Markets have been tossed about on a sea of volatility in the past several weeks as a combination of somewhat weaker economic data, trade and tariff tensions, and now…fears of a government shutdown, which have brought back memories of 2013. After reasonably strong returns earlier in the year, most equity and credit markets are down for the year, with the most negative returns outside the U.S.
For investors, finding something to worry about in this environment is all too easy: tariff tensions are rising, the Fed’s recent meeting suggests 2019 economic growth is slowing (fewer rate hikes may be needed), the surprising news from Federal Express that global trade is slowing, and the crosswinds of other concerns continue to blow. From our perspective, the investment world is moving from great to good — from the bright sunny skies of abundant growth, liquidity and earnings, to partly cloudy skies. We think investors may be better served by focusing on where they are going, rather than the dark clouds ahead.
We continue to believe 2019 will see the evolution of the “good” story — with unemployment still at low levels, slightly higher interest rates, single-digit profit growth and, most importantly, low risk of a recession. However, in the midst of current turbulence, we acknowledge the risk of further downside driven by political instability, ongoing negative earnings revisions and tightening credit markets. In our view, the turbulence has stirred markets to such an extent that pockets of value are starting to appear. For example, the stock market now trades at 14.5 times the very unchallenging 2019 earnings estimate of $170 for the S&P 500.
Some clouds will persist into January, including the likelihood of downward revisions to earnings per share estimates, but we do not expect a recession next year. Credit has rolled over, but it is not signaling recession. We expect banks to continue tightening credit standards through 2019 and markets to continue to reprice credit lower after a multiyear bull market in credit, consistent with a modest economic slowdown from the 3%+ GDP growth rate we expect for 2018.
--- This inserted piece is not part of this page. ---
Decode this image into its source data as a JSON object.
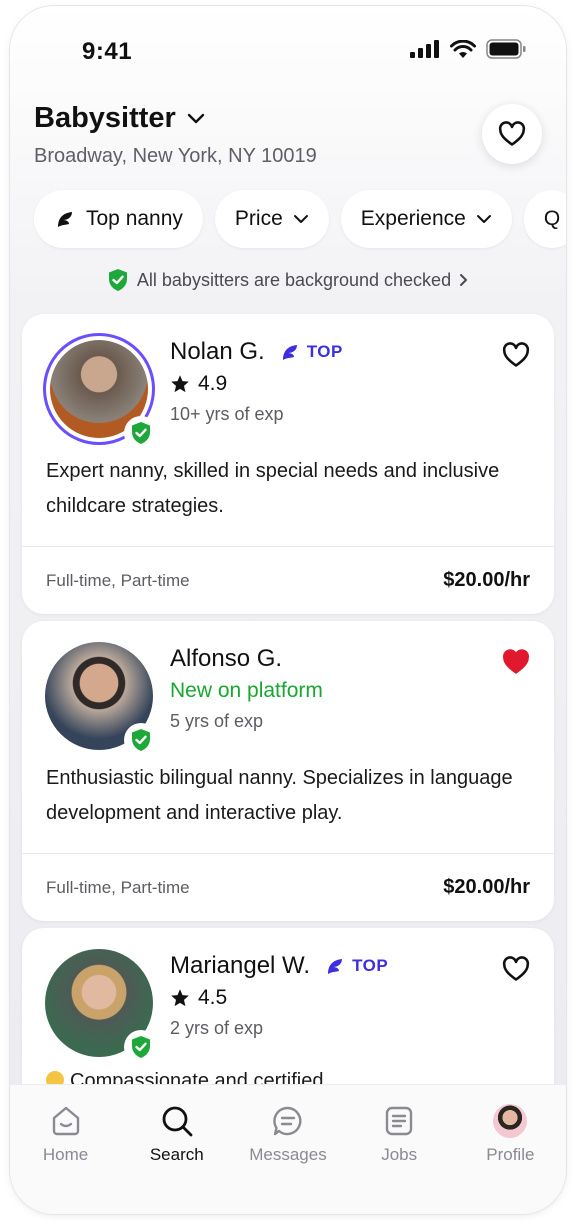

However, we think the late-December liquidity vacuum, tax-loss selling, and algorithmic and machine trading have magnified already cautious market sentiment from tariff tensions. The result has been liquidation and indiscriminate selling across most asset classes. Indeed, a close read of FOMC Chair Powell’s commentary was more constructive than current market sentiment suggests. Notably, Chairman Powell’s observation that slowdowns happen more gradually than in the past due to structural changes in the economy was ignored while his comment that the pace of Fed balance sheet reduction is unlikely to slow triggered an unjustified negative reaction — which is just noise in our view. Most importantly, the Fed has clearly embraced a fully flexible use of rates to produce a soft landing should data suggest a recession is looming.
Given what we expect to be very strong crosswinds as we come down from great to good, we think investors will continue to benefit from keeping a tight rein on portfolio risk. This includes keeping portfolios well diversified and at the lower end of their long-term risk ranges, and shifting away from index-like strategies toward more active strategies that both manage risk and can uncover the upcoming valuation opportunities in equity and credit markets in 2019.